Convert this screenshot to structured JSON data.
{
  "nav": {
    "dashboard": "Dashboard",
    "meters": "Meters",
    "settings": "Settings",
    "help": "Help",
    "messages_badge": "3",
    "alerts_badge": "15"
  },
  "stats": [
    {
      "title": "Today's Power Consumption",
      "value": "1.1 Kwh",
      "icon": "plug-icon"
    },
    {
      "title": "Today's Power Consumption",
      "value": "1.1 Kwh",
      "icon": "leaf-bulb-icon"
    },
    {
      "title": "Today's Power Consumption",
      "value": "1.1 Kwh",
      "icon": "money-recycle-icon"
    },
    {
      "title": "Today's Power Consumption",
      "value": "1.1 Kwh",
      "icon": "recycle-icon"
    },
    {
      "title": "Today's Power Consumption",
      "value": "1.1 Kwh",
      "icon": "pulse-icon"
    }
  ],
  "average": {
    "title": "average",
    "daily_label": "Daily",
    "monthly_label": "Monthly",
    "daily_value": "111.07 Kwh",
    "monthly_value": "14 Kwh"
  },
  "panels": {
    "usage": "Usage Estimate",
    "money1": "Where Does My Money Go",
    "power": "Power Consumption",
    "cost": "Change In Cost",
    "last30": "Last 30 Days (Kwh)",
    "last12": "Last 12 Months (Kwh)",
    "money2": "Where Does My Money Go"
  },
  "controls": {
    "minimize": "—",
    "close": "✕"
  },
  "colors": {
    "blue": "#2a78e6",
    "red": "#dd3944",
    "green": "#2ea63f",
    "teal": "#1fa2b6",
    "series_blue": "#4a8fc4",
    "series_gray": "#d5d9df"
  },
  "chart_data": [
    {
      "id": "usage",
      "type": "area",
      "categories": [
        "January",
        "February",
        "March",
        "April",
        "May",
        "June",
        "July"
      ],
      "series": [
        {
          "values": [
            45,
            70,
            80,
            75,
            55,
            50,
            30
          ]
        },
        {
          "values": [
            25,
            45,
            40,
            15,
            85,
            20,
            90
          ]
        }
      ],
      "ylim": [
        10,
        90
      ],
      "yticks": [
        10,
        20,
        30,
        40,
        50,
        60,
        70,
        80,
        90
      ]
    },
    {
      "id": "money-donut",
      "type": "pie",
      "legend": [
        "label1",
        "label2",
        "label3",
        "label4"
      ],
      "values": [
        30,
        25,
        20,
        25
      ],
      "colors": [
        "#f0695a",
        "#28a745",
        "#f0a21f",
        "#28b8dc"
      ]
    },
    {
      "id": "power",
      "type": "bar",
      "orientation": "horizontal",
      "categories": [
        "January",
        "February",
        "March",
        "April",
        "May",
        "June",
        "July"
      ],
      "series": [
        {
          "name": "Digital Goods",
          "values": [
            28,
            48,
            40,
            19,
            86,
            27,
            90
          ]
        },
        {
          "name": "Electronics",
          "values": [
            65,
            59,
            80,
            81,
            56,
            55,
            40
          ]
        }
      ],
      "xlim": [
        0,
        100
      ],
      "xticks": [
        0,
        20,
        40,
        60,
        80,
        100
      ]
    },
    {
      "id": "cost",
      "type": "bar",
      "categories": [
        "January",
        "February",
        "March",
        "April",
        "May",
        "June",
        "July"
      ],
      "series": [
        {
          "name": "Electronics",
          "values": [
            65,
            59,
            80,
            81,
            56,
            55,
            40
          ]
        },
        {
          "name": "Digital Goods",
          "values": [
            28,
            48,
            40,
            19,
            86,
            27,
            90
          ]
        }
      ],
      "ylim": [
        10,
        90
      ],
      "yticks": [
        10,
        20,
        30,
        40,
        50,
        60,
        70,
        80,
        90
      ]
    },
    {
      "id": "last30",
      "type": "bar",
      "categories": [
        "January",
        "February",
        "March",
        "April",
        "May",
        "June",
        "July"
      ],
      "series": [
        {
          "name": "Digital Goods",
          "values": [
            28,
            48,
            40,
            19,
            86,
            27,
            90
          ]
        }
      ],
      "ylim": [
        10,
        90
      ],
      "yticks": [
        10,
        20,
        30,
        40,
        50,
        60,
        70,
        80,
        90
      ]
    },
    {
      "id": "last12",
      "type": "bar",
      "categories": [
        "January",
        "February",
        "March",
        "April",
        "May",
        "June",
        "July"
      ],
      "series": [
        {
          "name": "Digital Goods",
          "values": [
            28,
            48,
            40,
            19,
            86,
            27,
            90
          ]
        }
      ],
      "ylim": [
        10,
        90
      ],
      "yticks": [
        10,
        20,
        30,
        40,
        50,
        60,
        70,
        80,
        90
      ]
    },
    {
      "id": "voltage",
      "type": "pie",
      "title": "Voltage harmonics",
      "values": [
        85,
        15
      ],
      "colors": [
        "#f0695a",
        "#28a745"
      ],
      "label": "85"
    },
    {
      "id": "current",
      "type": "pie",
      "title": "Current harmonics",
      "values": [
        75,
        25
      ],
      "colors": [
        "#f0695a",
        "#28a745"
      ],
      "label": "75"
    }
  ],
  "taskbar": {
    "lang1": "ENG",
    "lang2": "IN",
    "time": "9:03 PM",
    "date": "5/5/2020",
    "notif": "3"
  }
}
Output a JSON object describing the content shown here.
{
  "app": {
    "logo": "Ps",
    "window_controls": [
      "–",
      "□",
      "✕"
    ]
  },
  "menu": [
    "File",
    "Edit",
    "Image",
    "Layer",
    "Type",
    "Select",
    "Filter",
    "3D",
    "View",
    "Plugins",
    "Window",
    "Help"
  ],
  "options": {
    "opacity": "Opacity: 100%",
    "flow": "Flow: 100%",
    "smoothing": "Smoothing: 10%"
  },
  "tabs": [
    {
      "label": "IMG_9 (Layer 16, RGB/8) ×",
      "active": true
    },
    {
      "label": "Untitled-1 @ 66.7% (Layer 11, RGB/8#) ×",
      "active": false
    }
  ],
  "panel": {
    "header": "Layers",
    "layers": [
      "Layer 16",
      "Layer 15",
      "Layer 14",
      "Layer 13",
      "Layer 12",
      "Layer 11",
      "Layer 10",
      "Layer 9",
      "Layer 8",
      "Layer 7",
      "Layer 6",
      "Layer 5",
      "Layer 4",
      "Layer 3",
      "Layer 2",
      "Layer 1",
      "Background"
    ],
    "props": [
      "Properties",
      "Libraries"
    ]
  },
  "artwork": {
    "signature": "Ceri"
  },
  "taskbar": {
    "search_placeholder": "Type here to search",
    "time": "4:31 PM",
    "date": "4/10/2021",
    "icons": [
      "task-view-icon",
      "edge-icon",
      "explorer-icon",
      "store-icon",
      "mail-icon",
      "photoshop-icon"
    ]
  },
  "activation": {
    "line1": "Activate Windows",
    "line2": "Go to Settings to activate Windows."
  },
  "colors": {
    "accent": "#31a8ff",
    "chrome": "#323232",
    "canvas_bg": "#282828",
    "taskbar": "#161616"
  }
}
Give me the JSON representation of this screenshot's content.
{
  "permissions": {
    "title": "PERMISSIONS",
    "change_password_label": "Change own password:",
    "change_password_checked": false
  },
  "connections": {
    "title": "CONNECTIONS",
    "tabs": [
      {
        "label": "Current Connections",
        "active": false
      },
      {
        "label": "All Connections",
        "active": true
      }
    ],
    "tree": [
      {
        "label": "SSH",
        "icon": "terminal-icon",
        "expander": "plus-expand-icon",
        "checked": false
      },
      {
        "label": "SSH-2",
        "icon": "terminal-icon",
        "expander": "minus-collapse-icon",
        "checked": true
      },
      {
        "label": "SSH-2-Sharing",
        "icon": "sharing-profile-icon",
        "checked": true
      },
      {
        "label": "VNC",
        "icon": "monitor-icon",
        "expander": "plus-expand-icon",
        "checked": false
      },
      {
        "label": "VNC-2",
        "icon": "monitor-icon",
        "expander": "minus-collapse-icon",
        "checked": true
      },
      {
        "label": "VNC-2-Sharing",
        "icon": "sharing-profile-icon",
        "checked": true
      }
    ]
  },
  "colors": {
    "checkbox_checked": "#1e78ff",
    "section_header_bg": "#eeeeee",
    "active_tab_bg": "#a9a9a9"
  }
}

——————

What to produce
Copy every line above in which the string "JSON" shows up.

Answer below
Convert this screenshot to structured JSON data.
Output a JSON object describing the content shown here.
Give me the JSON representation of this screenshot's content.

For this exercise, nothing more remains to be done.